According to Roullois, it takes about 45 minutes to run the clothes washing cycle, after which the bags are transferred, with clothes still inside, to a clothes drier on the bus. When the clothes are dry—which can take up to 90 minutes—she pulls them out, bags them and delivers them to the riders the next morning at breakfast.

There are typically eight riders at a race, and Roullois says the laundry duty is assigned to one of three soigneurs each night. “Two swannies do three massages, and one swannie does two massages. The one who does two massages is in charge of the laundry.” The schedule rotates so laundry and massage therapy duties are shared.

For all of this nifty system’s elegance, sometimes circumstances conspire against washing salt and road grime out of the riders’ clothes.

Like when the power goes out. “Sometimes you have electricity problems,” Roullois explains. For instance, when multiple teams plug into a small, antiquated hotel’s power supply, fuses can blow, forcing everyone to unplug. “It’s all about the electricity,” she explains. “When there is electricity, all goes well. “

When the bus can’t plug into an external power source, the clothes washing and drying machines rely on an on-board generator.

But because the team mechanics are also using this generator to run power washers, it means that the laundry has to wait until the bike cleaning is done before it can start, otherwise the generator gets overloaded.
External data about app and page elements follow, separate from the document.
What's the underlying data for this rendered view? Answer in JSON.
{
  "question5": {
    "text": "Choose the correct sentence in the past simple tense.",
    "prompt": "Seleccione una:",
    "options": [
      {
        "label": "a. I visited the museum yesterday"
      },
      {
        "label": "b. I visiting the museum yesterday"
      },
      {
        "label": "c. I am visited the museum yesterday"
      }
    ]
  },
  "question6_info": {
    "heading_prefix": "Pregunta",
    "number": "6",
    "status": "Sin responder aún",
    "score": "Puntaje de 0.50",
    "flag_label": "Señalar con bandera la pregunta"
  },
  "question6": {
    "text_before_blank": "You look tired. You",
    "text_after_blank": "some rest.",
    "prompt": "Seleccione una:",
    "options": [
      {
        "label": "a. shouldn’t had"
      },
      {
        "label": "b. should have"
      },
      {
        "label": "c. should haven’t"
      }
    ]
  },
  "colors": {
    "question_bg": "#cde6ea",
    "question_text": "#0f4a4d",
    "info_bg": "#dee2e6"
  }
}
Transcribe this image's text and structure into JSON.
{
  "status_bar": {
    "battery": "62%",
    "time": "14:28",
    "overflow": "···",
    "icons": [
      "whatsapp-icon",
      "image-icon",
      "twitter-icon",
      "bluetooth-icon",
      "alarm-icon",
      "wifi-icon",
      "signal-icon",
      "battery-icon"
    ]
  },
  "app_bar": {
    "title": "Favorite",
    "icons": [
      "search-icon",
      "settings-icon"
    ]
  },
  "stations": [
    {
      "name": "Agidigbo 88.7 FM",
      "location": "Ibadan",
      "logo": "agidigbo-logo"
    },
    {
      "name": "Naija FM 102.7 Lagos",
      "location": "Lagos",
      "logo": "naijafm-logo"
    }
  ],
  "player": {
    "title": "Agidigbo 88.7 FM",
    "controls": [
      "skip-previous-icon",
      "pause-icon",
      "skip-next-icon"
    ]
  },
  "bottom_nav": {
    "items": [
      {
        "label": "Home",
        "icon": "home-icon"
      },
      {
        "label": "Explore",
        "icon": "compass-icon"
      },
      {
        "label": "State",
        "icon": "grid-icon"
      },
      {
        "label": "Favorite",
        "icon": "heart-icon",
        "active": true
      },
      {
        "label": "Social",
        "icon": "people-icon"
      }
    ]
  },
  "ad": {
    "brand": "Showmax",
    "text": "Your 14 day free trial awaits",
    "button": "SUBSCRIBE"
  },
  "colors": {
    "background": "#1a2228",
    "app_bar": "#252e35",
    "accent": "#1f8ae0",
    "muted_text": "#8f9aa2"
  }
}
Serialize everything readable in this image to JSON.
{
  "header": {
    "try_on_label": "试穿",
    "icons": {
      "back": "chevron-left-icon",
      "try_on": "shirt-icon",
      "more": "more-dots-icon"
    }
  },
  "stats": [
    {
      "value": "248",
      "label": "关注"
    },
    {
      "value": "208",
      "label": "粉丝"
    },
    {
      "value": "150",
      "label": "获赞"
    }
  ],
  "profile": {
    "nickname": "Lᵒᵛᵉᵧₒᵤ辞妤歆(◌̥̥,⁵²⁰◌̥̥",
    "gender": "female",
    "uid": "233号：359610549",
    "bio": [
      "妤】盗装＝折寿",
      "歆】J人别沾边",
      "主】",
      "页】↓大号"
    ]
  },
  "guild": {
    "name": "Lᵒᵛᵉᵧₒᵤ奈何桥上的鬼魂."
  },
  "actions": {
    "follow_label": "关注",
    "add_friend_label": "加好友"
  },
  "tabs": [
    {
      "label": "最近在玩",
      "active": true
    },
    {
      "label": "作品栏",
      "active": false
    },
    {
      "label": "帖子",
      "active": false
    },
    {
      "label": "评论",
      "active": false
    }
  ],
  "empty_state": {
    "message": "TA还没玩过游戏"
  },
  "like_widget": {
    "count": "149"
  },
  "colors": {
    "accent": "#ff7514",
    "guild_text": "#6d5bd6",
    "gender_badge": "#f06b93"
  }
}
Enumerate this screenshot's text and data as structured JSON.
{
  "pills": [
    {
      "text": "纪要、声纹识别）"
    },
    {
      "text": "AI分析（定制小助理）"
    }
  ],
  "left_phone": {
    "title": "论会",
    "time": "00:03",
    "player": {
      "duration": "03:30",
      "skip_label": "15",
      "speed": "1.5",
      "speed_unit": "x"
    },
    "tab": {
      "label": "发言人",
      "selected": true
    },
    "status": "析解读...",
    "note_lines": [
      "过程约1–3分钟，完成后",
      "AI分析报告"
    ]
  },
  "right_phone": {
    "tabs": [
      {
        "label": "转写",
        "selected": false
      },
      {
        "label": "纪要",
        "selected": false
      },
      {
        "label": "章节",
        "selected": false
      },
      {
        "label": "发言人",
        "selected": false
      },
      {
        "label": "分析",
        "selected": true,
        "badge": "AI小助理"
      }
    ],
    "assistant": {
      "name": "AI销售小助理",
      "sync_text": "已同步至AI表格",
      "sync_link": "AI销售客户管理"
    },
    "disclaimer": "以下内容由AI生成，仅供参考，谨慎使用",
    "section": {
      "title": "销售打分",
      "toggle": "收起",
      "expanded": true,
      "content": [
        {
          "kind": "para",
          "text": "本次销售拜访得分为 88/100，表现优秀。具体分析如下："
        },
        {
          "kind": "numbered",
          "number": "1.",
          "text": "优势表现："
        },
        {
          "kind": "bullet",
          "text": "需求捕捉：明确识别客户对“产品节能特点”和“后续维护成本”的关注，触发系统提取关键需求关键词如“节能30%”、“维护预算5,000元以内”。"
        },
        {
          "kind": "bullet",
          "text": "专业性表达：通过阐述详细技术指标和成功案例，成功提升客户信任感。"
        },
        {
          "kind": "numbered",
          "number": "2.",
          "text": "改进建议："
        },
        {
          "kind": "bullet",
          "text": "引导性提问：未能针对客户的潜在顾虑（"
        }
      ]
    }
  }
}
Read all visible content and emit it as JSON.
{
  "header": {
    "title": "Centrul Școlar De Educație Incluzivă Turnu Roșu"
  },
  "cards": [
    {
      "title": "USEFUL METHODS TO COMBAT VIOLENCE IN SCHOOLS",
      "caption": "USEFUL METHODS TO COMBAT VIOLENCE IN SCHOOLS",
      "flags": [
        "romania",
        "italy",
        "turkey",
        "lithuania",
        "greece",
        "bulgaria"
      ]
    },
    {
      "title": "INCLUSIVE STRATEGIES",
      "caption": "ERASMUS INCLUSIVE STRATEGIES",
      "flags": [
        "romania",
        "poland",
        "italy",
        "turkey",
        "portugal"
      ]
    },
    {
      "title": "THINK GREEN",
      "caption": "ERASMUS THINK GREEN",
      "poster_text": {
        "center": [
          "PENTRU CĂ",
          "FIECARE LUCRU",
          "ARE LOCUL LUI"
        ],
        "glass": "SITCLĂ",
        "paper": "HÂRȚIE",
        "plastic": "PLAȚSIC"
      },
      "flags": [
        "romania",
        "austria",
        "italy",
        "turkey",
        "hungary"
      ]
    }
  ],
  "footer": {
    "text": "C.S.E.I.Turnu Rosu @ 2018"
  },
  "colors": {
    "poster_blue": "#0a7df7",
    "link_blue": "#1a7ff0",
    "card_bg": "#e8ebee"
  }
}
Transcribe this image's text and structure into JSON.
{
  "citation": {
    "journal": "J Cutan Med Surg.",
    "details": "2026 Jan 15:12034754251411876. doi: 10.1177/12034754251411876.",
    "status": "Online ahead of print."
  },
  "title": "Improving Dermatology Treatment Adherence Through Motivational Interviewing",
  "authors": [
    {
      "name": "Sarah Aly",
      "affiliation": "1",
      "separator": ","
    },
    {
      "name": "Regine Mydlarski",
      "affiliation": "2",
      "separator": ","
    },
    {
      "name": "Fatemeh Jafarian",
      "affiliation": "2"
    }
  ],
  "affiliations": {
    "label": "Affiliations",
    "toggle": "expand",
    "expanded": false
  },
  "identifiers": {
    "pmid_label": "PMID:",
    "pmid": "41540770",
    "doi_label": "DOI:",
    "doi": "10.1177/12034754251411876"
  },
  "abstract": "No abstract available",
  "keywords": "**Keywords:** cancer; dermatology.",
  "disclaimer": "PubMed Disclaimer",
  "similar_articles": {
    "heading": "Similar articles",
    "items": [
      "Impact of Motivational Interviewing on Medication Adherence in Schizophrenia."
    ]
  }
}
And this means the clothes washing and drying can go on late into the night.

Getting water for the clothes washers is generally not a problem. The bus and truck simply hook up hoses to a hotel faucet. However, Roullois adds, during the early season races cold can be a problem. “When it’s really cold outside, sometimes if you don’t change hoses, the hose gets frozen and in the morning you are like, ‘Oh! No water!’”

And when that happens, Roullois says with a laugh, they find a laundromat.


Thanks to: Team Garmin-Cervélo